Williams: Yeah. I think sometimes what we see in the communications, especially from young people, I think because there’s such a spiritual void, they try to plug into all these things that try to give them peace and happiness and joy, and they find themselves more empty than before with materialism and likes and dislikes. I think sometimes what these young people want us to do, they want us to hurt the way they hurt.
So that’s why they go out, they commit suicide, they kill, they become destructive, they destroy lives. And so, when we change our behavior, when the pain of staying the same becomes greater than the pain of changing. And the consequences give us the pain that motivates us to change. And so it takes some time for these kids to realize their ways.
That what they’re involved in, what they’re doing, their relationships, which are fragile, which are not wholesome, which really doesn’t have a true foundation, they realize gradually that it’s causing them more harm than good. And they keep searching for an answers. I was with someone recently, and I was listening to them. They were listening to Kanye West’s Church service. And with a young person, I said, well, I never really got into Kanye West’s Church service, but I also sometimes when I’m riding with my drivers or riding in an Uber, they play this rap music that I don’t understand. But then they clicked on.
That what Kanye West is doing, he’s giving them a spiritual message, wholesome message about love, about change, about God, and about spirituality. I never realized the value of what he was giving these kids as a substitute to this poison that they’ve been injecting for so long, from this music, from this rap music, from this disrespect of women. And while people may think that he’s sometimes off his rocker, he’s providing something to young people that’s really making a difference.
Because of social media, young people always think that the grass is greener, no gratitude for what they have, who they are, how they came about it. Yes, they always think this because they’re not rooted in a spiritual or moral foundation. They think it’s all about them. They think they make the choices, they have the free will to do what they want to do until the consequences come full circle.
Martin: Yeah. Well said. Well said. Well, that’s what you need to know, everybody.
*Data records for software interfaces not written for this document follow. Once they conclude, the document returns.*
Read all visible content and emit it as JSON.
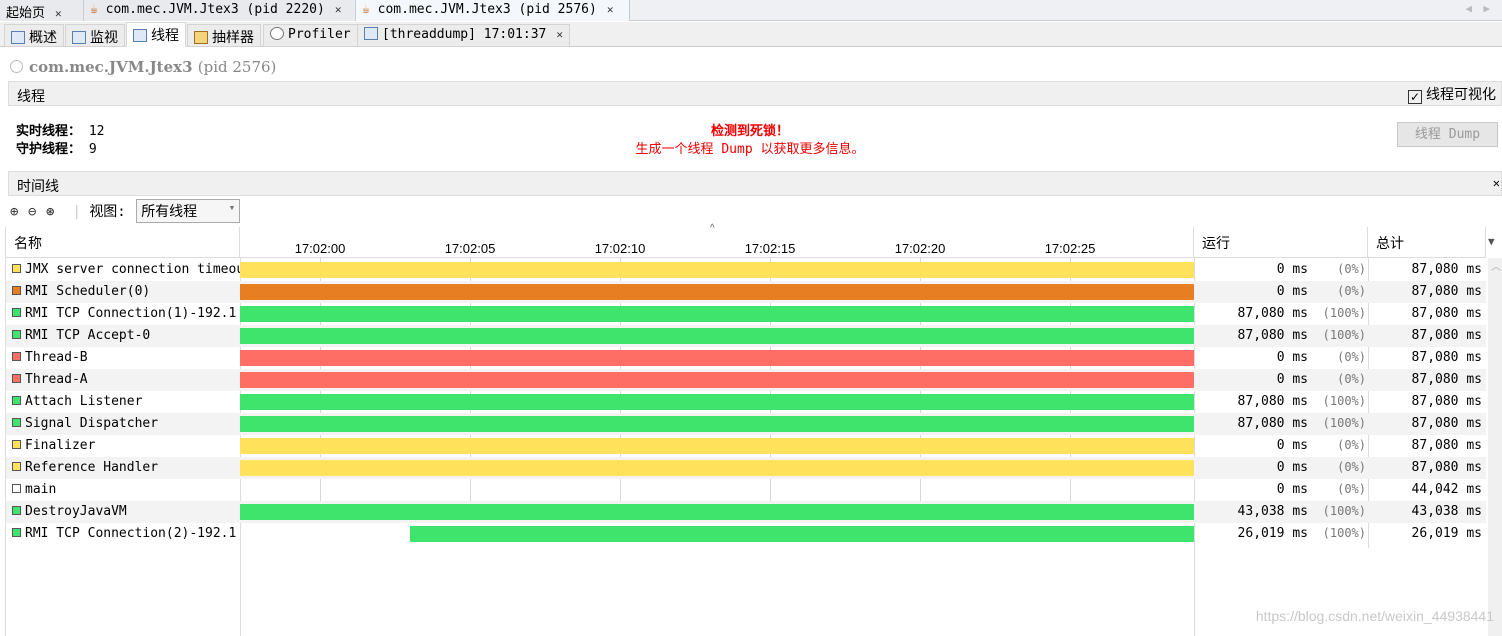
{
  "doc_tabs": [
    {
      "label": "起始页"
    },
    {
      "label": "com.mec.JVM.Jtex3 (pid 2220)"
    },
    {
      "label": "com.mec.JVM.Jtex3 (pid 2576)"
    }
  ],
  "sub_tabs": [
    {
      "label": "概述"
    },
    {
      "label": "监视"
    },
    {
      "label": "线程"
    },
    {
      "label": "抽样器"
    },
    {
      "label": "Profiler"
    },
    {
      "label": "[threaddump] 17:01:37"
    }
  ],
  "app_title": {
    "name": "com.mec.JVM.Jtex3",
    "pid": "(pid 2576)"
  },
  "threads_section": {
    "title": "线程",
    "visualize_label": "线程可视化",
    "visualize_checked": true
  },
  "stats": {
    "live_label": "实时线程：",
    "live": "12",
    "daemon_label": "守护线程：",
    "daemon": "9"
  },
  "deadlock": {
    "title": "检测到死锁！",
    "message": "生成一个线程 Dump 以获取更多信息。"
  },
  "dump_button": "线程 Dump",
  "timeline": {
    "title": "时间线",
    "view_label": "视图:",
    "view_value": "所有线程",
    "ticks": [
      "17:02:00",
      "17:02:05",
      "17:02:10",
      "17:02:15",
      "17:02:20",
      "17:02:25"
    ]
  },
  "columns": {
    "name": "名称",
    "running": "运行",
    "total": "总计"
  },
  "state_colors": {
    "running": "#3ee46c",
    "sleeping": "#ffe15c",
    "wait": "#e87e22",
    "monitor": "#ff6e64",
    "none": "#ffffff"
  },
  "rows": [
    {
      "name": "JMX server connection timeout",
      "state": "sleeping",
      "running": "0 ms",
      "pct": "(0%)",
      "total": "87,080 ms"
    },
    {
      "name": "RMI Scheduler(0)",
      "state": "wait",
      "running": "0 ms",
      "pct": "(0%)",
      "total": "87,080 ms"
    },
    {
      "name": "RMI TCP Connection(1)-192.1",
      "state": "running",
      "running": "87,080 ms",
      "pct": "(100%)",
      "total": "87,080 ms"
    },
    {
      "name": "RMI TCP Accept-0",
      "state": "running",
      "running": "87,080 ms",
      "pct": "(100%)",
      "total": "87,080 ms"
    },
    {
      "name": "Thread-B",
      "state": "monitor",
      "running": "0 ms",
      "pct": "(0%)",
      "total": "87,080 ms"
    },
    {
      "name": "Thread-A",
      "state": "monitor",
      "running": "0 ms",
      "pct": "(0%)",
      "total": "87,080 ms"
    },
    {
      "name": "Attach Listener",
      "state": "running",
      "running": "87,080 ms",
      "pct": "(100%)",
      "total": "87,080 ms"
    },
    {
      "name": "Signal Dispatcher",
      "state": "running",
      "running": "87,080 ms",
      "pct": "(100%)",
      "total": "87,080 ms"
    },
    {
      "name": "Finalizer",
      "state": "sleeping",
      "running": "0 ms",
      "pct": "(0%)",
      "total": "87,080 ms"
    },
    {
      "name": "Reference Handler",
      "state": "sleeping",
      "running": "0 ms",
      "pct": "(0%)",
      "total": "87,080 ms"
    },
    {
      "name": "main",
      "state": "none",
      "running": "0 ms",
      "pct": "(0%)",
      "total": "44,042 ms"
    },
    {
      "name": "DestroyJavaVM",
      "state": "running",
      "running": "43,038 ms",
      "pct": "(100%)",
      "total": "43,038 ms"
    },
    {
      "name": "RMI TCP Connection(2)-192.1",
      "state": "running",
      "running": "26,019 ms",
      "pct": "(100%)",
      "total": "26,019 ms",
      "bar_start": "17:02:03"
    }
  ],
  "watermark": "https://blog.csdn.net/weixin_44938441"
}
Thank you, Armstrong Williams. I got to run. Armstrong Williams everybody, again, go to his website, armstrongwilliams.com, you’ll see it’s TV show, his appearances, his wisdom and I appreciate it very much, sir.
Williams: Always a pleasure. Much respect, my brother.
Martin: All right. We’ll talk again soon. We’ll take a break, everybody. We’ll be right back. It’s Ed Martin here on the Pro America Report. Back in a moment.